The Blues plan does not, in general, call members' physicians to tell them about the patients' call or relay what transpired. By contrast, CIGNA's Dr. Woolf said his plan often sends a fax to the member's primary care physician as a notification of the call.

Either way, physicians say it's not the plan's place to make the assessment on emergency care, nor to encourage patients to turn to it for assistance in that decision.

"You run the risk of delaying someone when seconds count," such as in cases of heart attacks or strokes, said Nancy Auer, MD, past president of the American College of Emergency Physicians and vice president of medical affairs at Swedish Medical Center in Seattle. "You may compromise that patient's ability to recover."

For the most part, patients who come to the ED have a good reason, she said. "In my experience, patients don't abuse the emergency department very much."

Back to top



Read story

Confronting bias against obese patients

Medical educators are starting to raise awareness about how weight-related stigma can impair patient-physician communication and the treatment of obesity. Read story

Read story


American Medical News is ceasing publication after 55 years of serving physicians by keeping them informed of their rapidly changing profession. Read story

Read story

Policing medical practice employees after work

Doctors can try to regulate staff actions outside the office, but they must watch what they try to stamp out and how they do it. Read story

Read story

Diabetes prevention: Set on a course for lifestyle change

The YMCA's evidence-based program is helping prediabetic patients eat right, get active and lose weight. Read story

Read story

Medicaid's muddled preventive care picture

The health system reform law promises no-cost coverage of a lengthy list of screenings and other prevention services, but some beneficiaries still might miss out. Read story

Read story
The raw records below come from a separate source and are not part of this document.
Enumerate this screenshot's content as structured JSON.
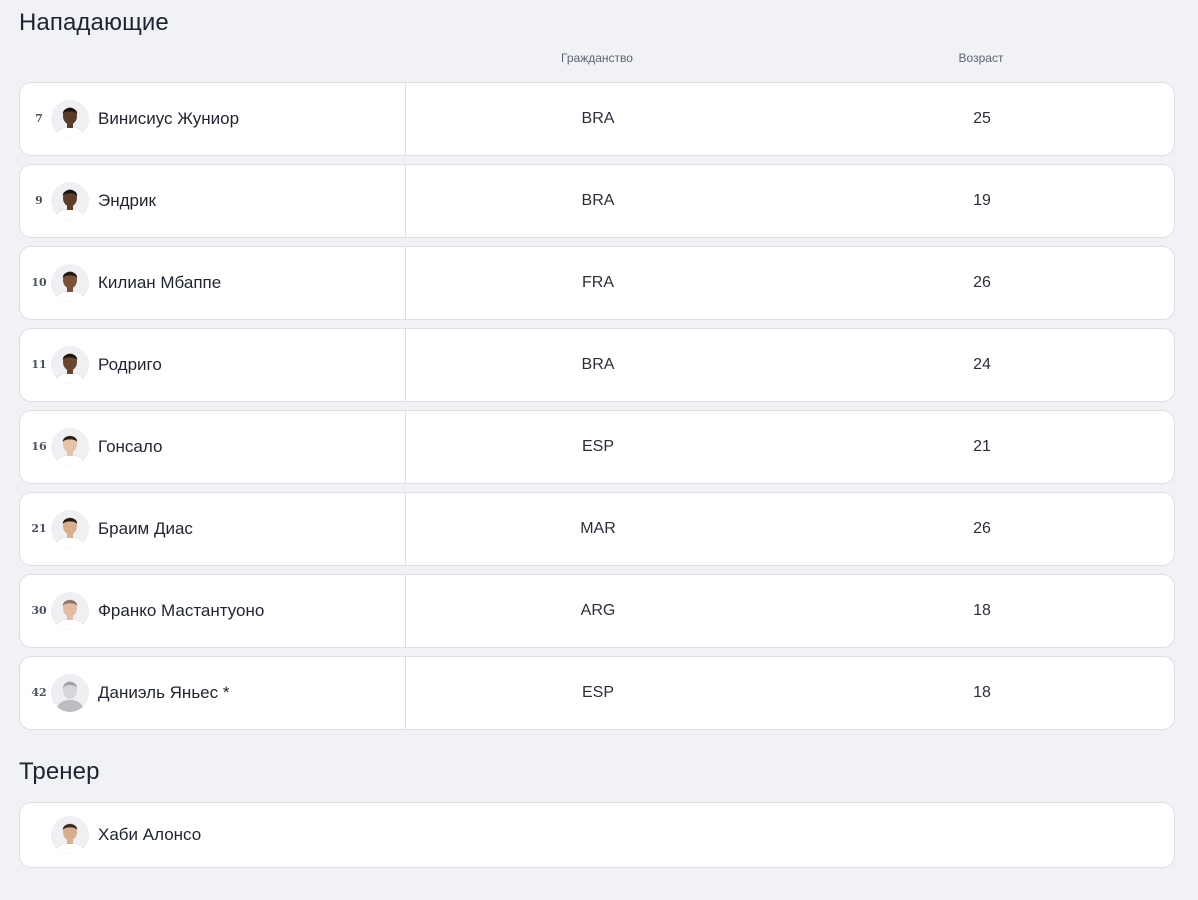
{
  "sections": {
    "forwards_title": "Нападающие",
    "coach_title": "Тренер"
  },
  "columns": {
    "nationality": "Гражданство",
    "age": "Возраст"
  },
  "players": [
    {
      "number": "7",
      "name": "Винисиус Жуниор",
      "nationality": "BRA",
      "age": "25",
      "skin": "#5a3a28",
      "hair": "#1a1411"
    },
    {
      "number": "9",
      "name": "Эндрик",
      "nationality": "BRA",
      "age": "19",
      "skin": "#5e3e2b",
      "hair": "#1a1411"
    },
    {
      "number": "10",
      "name": "Килиан Мбаппе",
      "nationality": "FRA",
      "age": "26",
      "skin": "#7a5038",
      "hair": "#1d1712"
    },
    {
      "number": "11",
      "name": "Родриго",
      "nationality": "BRA",
      "age": "24",
      "skin": "#6a452f",
      "hair": "#1a1411"
    },
    {
      "number": "16",
      "name": "Гонсало",
      "nationality": "ESP",
      "age": "21",
      "skin": "#e7c3a6",
      "hair": "#2b1f18"
    },
    {
      "number": "21",
      "name": "Браим Диас",
      "nationality": "MAR",
      "age": "26",
      "skin": "#d9ae8c",
      "hair": "#1f1813"
    },
    {
      "number": "30",
      "name": "Франко Мастантуоно",
      "nationality": "ARG",
      "age": "18",
      "skin": "#e2bca0",
      "hair": "#8b7766"
    },
    {
      "number": "42",
      "name": "Даниэль Яньес *",
      "nationality": "ESP",
      "age": "18",
      "skin": "#d4d4d6",
      "hair": "#a9a9ad"
    }
  ],
  "coach": {
    "name": "Хаби Алонсо",
    "skin": "#d9ae8c",
    "hair": "#3a2a20"
  }
}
How to get tax breaks for your medical practice

Federal, state and local governments offer doctors incentives because practices are recognized as economic engines. But physicians must know how and where to find them. Read story

Read story

Advance pay ACOs: A down payment on Medicare's future

Accountable care organizations that pay doctors up-front bring practice improvements, but it's unclear yet if program actuaries will see a return on investment. Read story

Read story

Physician liability: Your team, your legal risk

When health care team members drop the ball, it's often doctors who end up in court. How can physicians improve such care and avoid risks? Read story

  • Stay informed
  • Twitter
  • Facebook
  • RSS
  • LinkedIn